Akau Tangi - wind sculpture - installed — 13.05.10

Phil Dadson has designed the fifth and final work in the Meridian Wellington Wind Sculpture series, which is now installed along Highway 1, Evans Bay

Phil Dadson (Laureate) has designed Akau Tangi (the original Maori name for Evans Bay, referencing the lamenting sounds of wind in the bay) which has just been installed along Highway 1, Evans Bay, near Wellington Airport. Reputed to be one of the wildest, windiest locations in the country, the five sculptures that make up the wind sculptures series receive the full force and vagaries of Wellington's coastal weather.  This is the fifth and final work in the Meridian Wellington Wind Sculpture series.

Akau Tangi consists of 10 stripe painted poles, each supporting a kinetic conical element that vanes with wind direction and spins on its axis according to wind speed, producing dynamo-operated LED lighting that brightens or dulls according to wind speed. Aeolian flute and whistle tones are produced from each of the 10 sculptures by wind-driven flutes at the cowl end of each form.  It was opened on Thursday 6 May by the Governor General. It is the final piece of the Meridian Wind Sculpture Walk on Cobham Drive, completing a 10 year, $750,000 series of five large-scale wind activated artworks by New Zealand's top artists. 

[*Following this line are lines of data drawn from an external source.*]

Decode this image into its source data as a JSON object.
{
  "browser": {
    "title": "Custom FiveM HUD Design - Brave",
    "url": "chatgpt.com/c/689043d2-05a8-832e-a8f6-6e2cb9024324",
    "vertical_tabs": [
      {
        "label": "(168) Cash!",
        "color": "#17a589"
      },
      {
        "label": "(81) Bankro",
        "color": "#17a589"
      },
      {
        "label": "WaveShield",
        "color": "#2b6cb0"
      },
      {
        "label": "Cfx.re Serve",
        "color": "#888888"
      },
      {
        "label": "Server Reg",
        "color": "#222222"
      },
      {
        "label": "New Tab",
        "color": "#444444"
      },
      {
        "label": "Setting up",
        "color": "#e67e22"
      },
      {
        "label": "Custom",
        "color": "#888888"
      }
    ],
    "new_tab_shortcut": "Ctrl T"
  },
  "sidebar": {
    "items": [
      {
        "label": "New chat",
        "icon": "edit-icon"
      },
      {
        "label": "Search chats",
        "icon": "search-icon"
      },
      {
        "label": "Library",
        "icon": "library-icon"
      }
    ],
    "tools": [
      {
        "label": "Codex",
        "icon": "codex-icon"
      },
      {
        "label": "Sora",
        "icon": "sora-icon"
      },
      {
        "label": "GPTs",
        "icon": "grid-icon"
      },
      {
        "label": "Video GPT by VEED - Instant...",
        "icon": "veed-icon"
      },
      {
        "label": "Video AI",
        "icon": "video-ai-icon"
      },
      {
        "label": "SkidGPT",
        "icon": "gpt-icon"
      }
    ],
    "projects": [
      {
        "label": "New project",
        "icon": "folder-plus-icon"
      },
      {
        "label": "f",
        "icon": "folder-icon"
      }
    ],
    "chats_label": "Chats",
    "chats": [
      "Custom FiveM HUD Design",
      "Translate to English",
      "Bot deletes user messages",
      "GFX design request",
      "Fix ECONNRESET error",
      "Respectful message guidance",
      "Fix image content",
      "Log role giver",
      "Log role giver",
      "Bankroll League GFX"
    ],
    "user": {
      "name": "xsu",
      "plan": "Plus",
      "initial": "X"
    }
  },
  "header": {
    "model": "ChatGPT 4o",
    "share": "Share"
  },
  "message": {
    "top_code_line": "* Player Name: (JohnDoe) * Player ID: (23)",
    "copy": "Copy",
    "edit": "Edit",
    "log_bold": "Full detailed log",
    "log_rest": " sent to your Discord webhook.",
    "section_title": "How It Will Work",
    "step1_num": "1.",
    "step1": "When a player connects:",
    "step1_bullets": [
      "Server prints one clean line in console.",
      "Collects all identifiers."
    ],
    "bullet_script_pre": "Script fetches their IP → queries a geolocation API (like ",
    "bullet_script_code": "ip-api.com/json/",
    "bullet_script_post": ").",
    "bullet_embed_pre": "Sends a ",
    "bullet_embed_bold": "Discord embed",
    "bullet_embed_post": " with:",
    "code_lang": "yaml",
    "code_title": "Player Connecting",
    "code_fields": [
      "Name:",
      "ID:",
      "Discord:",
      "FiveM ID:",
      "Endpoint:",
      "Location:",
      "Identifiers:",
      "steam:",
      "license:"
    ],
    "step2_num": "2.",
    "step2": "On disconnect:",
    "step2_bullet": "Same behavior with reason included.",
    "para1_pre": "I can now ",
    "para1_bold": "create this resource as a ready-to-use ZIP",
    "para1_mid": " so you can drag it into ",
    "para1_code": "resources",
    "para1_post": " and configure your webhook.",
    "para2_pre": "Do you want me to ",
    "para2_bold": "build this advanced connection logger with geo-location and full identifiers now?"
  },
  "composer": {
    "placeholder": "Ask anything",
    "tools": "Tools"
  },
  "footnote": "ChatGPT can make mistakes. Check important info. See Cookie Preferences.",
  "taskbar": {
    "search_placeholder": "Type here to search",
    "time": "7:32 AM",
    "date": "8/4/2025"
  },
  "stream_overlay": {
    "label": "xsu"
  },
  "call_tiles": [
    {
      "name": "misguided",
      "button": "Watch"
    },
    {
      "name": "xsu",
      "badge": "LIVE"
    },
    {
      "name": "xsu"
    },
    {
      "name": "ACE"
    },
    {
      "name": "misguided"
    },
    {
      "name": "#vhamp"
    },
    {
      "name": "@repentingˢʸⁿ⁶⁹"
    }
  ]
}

Meridian chief executive Tim Lusk says the new work completes a collection of wind-motivated sculpture that celebrates not only Wellington's climate, buts its dynamism and creativity.

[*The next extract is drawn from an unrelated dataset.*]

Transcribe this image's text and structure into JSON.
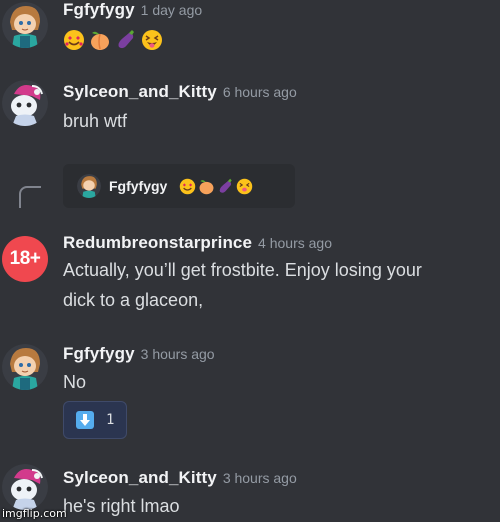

"Not only is Wellington using its best-known natural characteristic as a source of clean, renewable power, it is using it in an artistic and creative way to give life to a collection of wind-powered sculpture that is unique in the world."

Meridian has worked in partnership with the Wellington Sculpture Trust and the Wellington City Council to develop the sculptures, as well as a pathway linking the works along Cobham Drive.

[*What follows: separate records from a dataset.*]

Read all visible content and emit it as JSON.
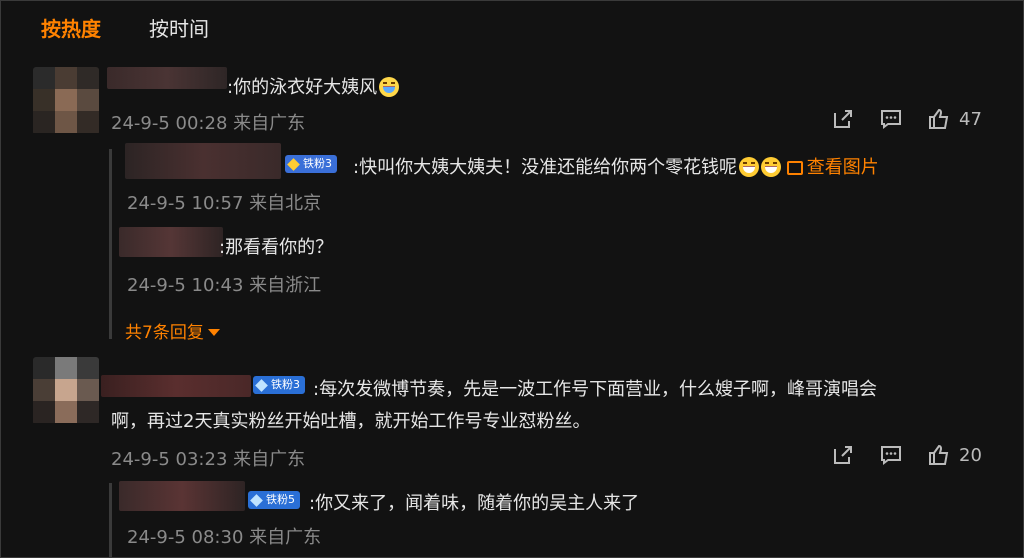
{
  "tabs": {
    "hot": "按热度",
    "time": "按时间"
  },
  "comments": [
    {
      "text": ":你的泳衣好大姨风",
      "meta": "24-9-5 00:28 来自广东",
      "likes": "47",
      "replies": [
        {
          "badge": "铁粉3",
          "text": ":快叫你大姨大姨夫！没准还能给你两个零花钱呢",
          "view_image": "查看图片",
          "meta": "24-9-5 10:57 来自北京"
        },
        {
          "text": ":那看看你的？",
          "meta": "24-9-5 10:43 来自浙江"
        }
      ],
      "more_replies": "共7条回复"
    },
    {
      "badge": "铁粉3",
      "text_line1": ":每次发微博节奏，先是一波工作号下面营业，什么嫂子啊，峰哥演唱会",
      "text_line2": "啊，再过2天真实粉丝开始吐槽，就开始工作号专业怼粉丝。",
      "meta": "24-9-5 03:23 来自广东",
      "likes": "20",
      "replies": [
        {
          "badge": "铁粉5",
          "text": ":你又来了，闻着味，随着你的吴主人来了",
          "meta": "24-9-5 08:30 来自广东"
        }
      ]
    }
  ],
  "icons": [
    "share-icon",
    "comment-icon",
    "like-icon",
    "image-icon",
    "laugh-emoji",
    "grin-emoji"
  ],
  "colors": {
    "accent": "#ff8200",
    "background": "#121212",
    "badge": "#2a6fd6"
  }
}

Sculpture trust chair Neil Plimmer says the new artwork completes a massive 10-year project which has created New Zealand's largest and best display of permanent visual art, and a magnificent southern gateway from the airport to the city.